National Prosecuting Authority spokesperson Phindi Mjonondwane said earlier that an agreement had been reached between Mti’s lawyers and the Hawks for him to hand himself over.
He was listed as a suspect by the Hawks along with former Bosasa chief operations officer and state capture whistleblower Angelo Agrizzi, former correctional services chief financial officer Patrick Gillingham and former Bosasa executive Andries van Tonder.
Agrizzi, Van Tonder and Gillingham appeared in the Specialised Commercial Crimes Court in Pretoria on Wednesday.
Gillingham is facing one count of contravening the Prevention and Combating of Corrupt Activities Act. The charge sheet lists 31 gratifications allegedly received by Gillingham.
Gillingham also faces five counts of money laundering.
They were also released on R20,000 bail each.
Hawks spokesperson Brigadier Hangwani Mulaudzi said the seventh suspect was in the US.
“We have good relations with the US authorities, so we believe it will be smooth sailing,” Mulaudzi said.
According to the draft charge sheet at court on Wednesday, Mti allegedly enjoyed free flights, accommodation and even had a traffic fine paid in exchange for his role in tenders awarded to Bosasa.
Mti allegedly scored benefits worth nearly R1m.
The charge sheet said that between May 2004 and July 2015, Mti received gratifications including car rentals, local flight tickets and accommodation at local hotels to the value of R975,637.22.
It says Mti, who was a public officer employed by the correctional services department, directly or indirectly accepted or agreed to accept unauthorised gratifications from former Bosasa COO Angelo Agrizzi and former Bosasa CFO Andries van Tonder. He also scored from Bosasa and two other companies, Sondolo IT and Phezulu Fencing.
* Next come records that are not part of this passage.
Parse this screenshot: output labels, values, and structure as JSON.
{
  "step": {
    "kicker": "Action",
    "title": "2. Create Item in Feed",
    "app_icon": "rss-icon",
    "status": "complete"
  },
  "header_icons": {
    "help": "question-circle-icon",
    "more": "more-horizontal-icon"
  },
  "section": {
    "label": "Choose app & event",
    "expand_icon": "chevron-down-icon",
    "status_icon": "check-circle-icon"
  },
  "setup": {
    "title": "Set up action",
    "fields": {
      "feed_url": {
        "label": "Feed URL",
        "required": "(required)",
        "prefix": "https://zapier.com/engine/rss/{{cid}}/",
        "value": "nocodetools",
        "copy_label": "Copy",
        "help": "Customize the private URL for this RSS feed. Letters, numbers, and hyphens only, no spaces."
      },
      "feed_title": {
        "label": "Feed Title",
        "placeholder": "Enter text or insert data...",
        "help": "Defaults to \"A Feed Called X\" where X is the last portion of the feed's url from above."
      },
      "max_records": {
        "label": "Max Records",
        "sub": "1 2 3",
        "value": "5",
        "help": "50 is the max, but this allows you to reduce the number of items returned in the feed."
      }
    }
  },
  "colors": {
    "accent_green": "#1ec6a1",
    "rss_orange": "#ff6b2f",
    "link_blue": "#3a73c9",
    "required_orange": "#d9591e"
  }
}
The three companies are named in the court papers.
One of the gratifications included a traffic fine of R322 paid for Mti in Port Elizabeth in July 2015.
The draft charge sheet said Mti also received about 24 cash payments between March 2004 and December 2007. The lowest amount was for R2,500 and the largest for R9,000.
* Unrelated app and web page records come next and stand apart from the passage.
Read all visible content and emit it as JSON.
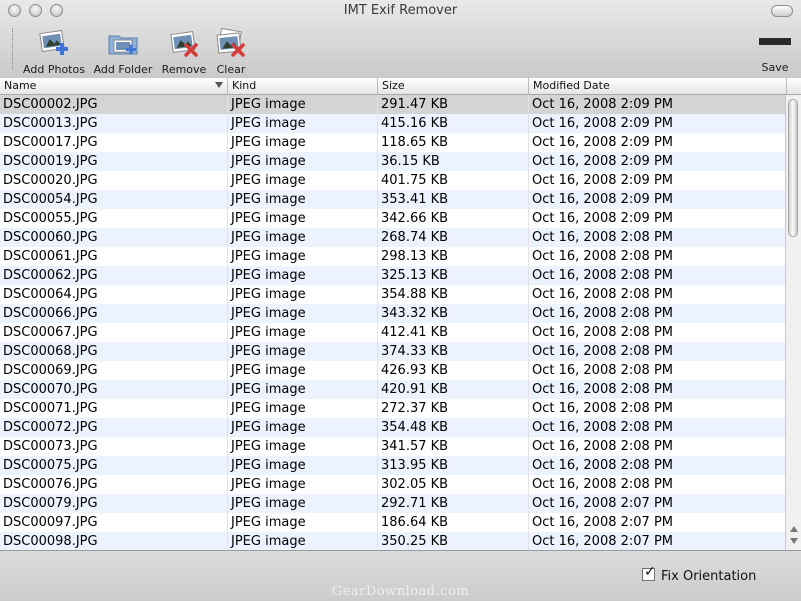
{
  "window": {
    "title": "IMT Exif Remover"
  },
  "toolbar": {
    "add_photos": "Add Photos",
    "add_folder": "Add Folder",
    "remove": "Remove",
    "clear": "Clear",
    "save": "Save"
  },
  "table": {
    "columns": [
      "Name",
      "Kind",
      "Size",
      "Modified Date"
    ],
    "rows": [
      [
        "DSC00002.JPG",
        "JPEG image",
        "291.47 KB",
        "Oct 16, 2008 2:09 PM"
      ],
      [
        "DSC00013.JPG",
        "JPEG image",
        "415.16 KB",
        "Oct 16, 2008 2:09 PM"
      ],
      [
        "DSC00017.JPG",
        "JPEG image",
        "118.65 KB",
        "Oct 16, 2008 2:09 PM"
      ],
      [
        "DSC00019.JPG",
        "JPEG image",
        "36.15 KB",
        "Oct 16, 2008 2:09 PM"
      ],
      [
        "DSC00020.JPG",
        "JPEG image",
        "401.75 KB",
        "Oct 16, 2008 2:09 PM"
      ],
      [
        "DSC00054.JPG",
        "JPEG image",
        "353.41 KB",
        "Oct 16, 2008 2:09 PM"
      ],
      [
        "DSC00055.JPG",
        "JPEG image",
        "342.66 KB",
        "Oct 16, 2008 2:09 PM"
      ],
      [
        "DSC00060.JPG",
        "JPEG image",
        "268.74 KB",
        "Oct 16, 2008 2:08 PM"
      ],
      [
        "DSC00061.JPG",
        "JPEG image",
        "298.13 KB",
        "Oct 16, 2008 2:08 PM"
      ],
      [
        "DSC00062.JPG",
        "JPEG image",
        "325.13 KB",
        "Oct 16, 2008 2:08 PM"
      ],
      [
        "DSC00064.JPG",
        "JPEG image",
        "354.88 KB",
        "Oct 16, 2008 2:08 PM"
      ],
      [
        "DSC00066.JPG",
        "JPEG image",
        "343.32 KB",
        "Oct 16, 2008 2:08 PM"
      ],
      [
        "DSC00067.JPG",
        "JPEG image",
        "412.41 KB",
        "Oct 16, 2008 2:08 PM"
      ],
      [
        "DSC00068.JPG",
        "JPEG image",
        "374.33 KB",
        "Oct 16, 2008 2:08 PM"
      ],
      [
        "DSC00069.JPG",
        "JPEG image",
        "426.93 KB",
        "Oct 16, 2008 2:08 PM"
      ],
      [
        "DSC00070.JPG",
        "JPEG image",
        "420.91 KB",
        "Oct 16, 2008 2:08 PM"
      ],
      [
        "DSC00071.JPG",
        "JPEG image",
        "272.37 KB",
        "Oct 16, 2008 2:08 PM"
      ],
      [
        "DSC00072.JPG",
        "JPEG image",
        "354.48 KB",
        "Oct 16, 2008 2:08 PM"
      ],
      [
        "DSC00073.JPG",
        "JPEG image",
        "341.57 KB",
        "Oct 16, 2008 2:08 PM"
      ],
      [
        "DSC00075.JPG",
        "JPEG image",
        "313.95 KB",
        "Oct 16, 2008 2:08 PM"
      ],
      [
        "DSC00076.JPG",
        "JPEG image",
        "302.05 KB",
        "Oct 16, 2008 2:08 PM"
      ],
      [
        "DSC00079.JPG",
        "JPEG image",
        "292.71 KB",
        "Oct 16, 2008 2:07 PM"
      ],
      [
        "DSC00097.JPG",
        "JPEG image",
        "186.64 KB",
        "Oct 16, 2008 2:07 PM"
      ],
      [
        "DSC00098.JPG",
        "JPEG image",
        "350.25 KB",
        "Oct 16, 2008 2:07 PM"
      ]
    ]
  },
  "footer": {
    "fix_orientation_label": "Fix Orientation",
    "fix_orientation_checked": true,
    "watermark": "GearDownload.com"
  },
  "icons": {
    "add_photos": "photo-plus-icon",
    "add_folder": "folder-photo-icon",
    "remove": "photo-remove-icon",
    "clear": "photos-clear-icon",
    "save": "save-bar-icon"
  },
  "colors": {
    "row_alternate": "#edf3fe",
    "row_selected": "#d4d4d4",
    "plus_blue": "#3f73d8",
    "remove_red": "#d33a3a"
  }
}
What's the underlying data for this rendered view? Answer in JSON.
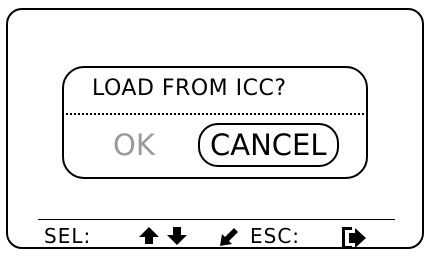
{
  "dialog": {
    "title": "LOAD FROM ICC?",
    "ok_label": "OK",
    "cancel_label": "CANCEL",
    "selected_option": "CANCEL"
  },
  "footer": {
    "select_label": "SEL:",
    "escape_label": "ESC:",
    "icons": [
      "arrow-up-icon",
      "arrow-down-icon",
      "enter-icon",
      "exit-door-icon"
    ]
  }
}
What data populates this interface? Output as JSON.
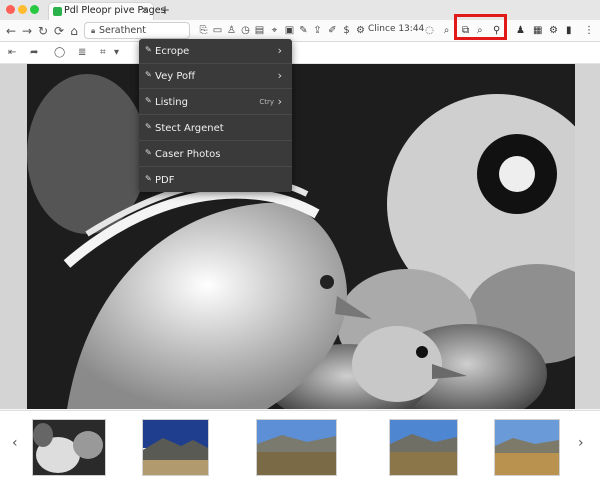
{
  "window": {
    "tab_title": "Pdl Pleopr pive Pages",
    "tab_close": "×",
    "new_tab": "+"
  },
  "toolbar": {
    "url": "Serathent",
    "clock": "Clince 13:44"
  },
  "menu": {
    "items": [
      {
        "label": "Ecrope",
        "hint": "",
        "arrow": "›"
      },
      {
        "label": "Vey Poff",
        "hint": "",
        "arrow": "›"
      },
      {
        "label": "Listing",
        "hint": "Ctry",
        "arrow": "›"
      },
      {
        "label": "Stect Argenet",
        "hint": "",
        "arrow": ""
      },
      {
        "label": "Caser Photos",
        "hint": "",
        "arrow": ""
      },
      {
        "label": "PDF",
        "hint": "",
        "arrow": ""
      }
    ]
  },
  "thumbnails": {
    "prev": "‹",
    "next": "›"
  },
  "colors": {
    "highlight": "#e11919",
    "menu_bg": "#3a3a3a"
  }
}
It also alleged that Mti failed to ensure compliance with the procurement processes of the correctional services department in relation to a number of tenders, which resulted in the Bosasa group of companies being awarded those tenders.
The accused are expected to appear in court on March 27.